A Singular Voice: Essays on Australian art and architecture by Joan Kerr
Although it is regrettable that A Singular Voice: Essays on Australian art and architecture by Joan Kerr, first proposed in 2003, when Kerr was still alive, has taken so long to appear, it has been worth the wait. The handsomely produced book displays Kerr’s writings to advantage, and the sparing but judicious use of images enhances and reinforces the egalitarian kind of art history that Kerr espoused.

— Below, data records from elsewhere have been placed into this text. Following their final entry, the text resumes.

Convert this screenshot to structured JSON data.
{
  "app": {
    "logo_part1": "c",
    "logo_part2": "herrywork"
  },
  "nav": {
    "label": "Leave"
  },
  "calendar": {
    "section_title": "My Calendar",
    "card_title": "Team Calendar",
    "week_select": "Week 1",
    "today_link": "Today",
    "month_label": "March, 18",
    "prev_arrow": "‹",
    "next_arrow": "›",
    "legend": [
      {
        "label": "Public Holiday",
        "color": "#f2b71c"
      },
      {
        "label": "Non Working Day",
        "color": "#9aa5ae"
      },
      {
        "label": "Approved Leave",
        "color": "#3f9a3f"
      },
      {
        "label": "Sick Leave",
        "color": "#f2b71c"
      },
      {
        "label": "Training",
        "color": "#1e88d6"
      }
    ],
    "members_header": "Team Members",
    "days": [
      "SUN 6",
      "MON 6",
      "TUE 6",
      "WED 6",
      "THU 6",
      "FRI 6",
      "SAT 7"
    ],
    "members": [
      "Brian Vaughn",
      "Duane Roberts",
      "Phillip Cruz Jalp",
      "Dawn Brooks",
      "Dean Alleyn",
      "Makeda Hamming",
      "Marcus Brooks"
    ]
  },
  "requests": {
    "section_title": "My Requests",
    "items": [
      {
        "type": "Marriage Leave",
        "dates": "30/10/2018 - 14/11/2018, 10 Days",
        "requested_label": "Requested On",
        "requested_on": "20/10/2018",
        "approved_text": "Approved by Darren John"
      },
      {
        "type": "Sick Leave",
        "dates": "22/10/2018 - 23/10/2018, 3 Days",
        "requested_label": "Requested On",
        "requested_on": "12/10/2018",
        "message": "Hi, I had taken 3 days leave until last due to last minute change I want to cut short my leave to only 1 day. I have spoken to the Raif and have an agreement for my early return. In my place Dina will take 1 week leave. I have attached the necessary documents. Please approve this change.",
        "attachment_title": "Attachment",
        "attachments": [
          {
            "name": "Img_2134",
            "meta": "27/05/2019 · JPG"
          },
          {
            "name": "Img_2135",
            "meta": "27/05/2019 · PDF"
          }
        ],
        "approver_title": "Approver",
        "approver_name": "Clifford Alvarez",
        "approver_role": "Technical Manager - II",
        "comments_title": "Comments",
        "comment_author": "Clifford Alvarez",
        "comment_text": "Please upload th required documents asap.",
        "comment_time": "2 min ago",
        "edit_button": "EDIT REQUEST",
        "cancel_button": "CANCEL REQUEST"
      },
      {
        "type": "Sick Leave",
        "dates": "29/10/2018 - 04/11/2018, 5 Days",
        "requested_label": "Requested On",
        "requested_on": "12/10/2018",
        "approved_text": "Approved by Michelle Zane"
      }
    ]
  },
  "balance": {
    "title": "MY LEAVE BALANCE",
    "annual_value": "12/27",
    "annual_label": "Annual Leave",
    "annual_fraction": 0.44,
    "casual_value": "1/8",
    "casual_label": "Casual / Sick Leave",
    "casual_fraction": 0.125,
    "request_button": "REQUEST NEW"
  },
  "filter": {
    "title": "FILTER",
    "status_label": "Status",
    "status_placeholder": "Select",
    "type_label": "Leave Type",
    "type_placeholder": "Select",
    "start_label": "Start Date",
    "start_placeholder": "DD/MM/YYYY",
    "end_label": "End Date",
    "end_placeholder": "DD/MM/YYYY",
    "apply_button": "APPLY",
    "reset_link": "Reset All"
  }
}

The book begins with a foreword by Roger Benjamin, Professor of Art History at the University of Sydney, where Joan Kerr (1938–2004) spent most of her working life. This is followed by a selection of twenty-nine essays, divided into three parts – ‘Art and Life’, ‘Art and Artists’, and ‘Art and Architecture’ – although there is considerable crossover between them, which attests to the difficulties involved in trying to categorise Kerr’s work. The anthology ends with a brief biography of milestones in Kerr’s private life and public career.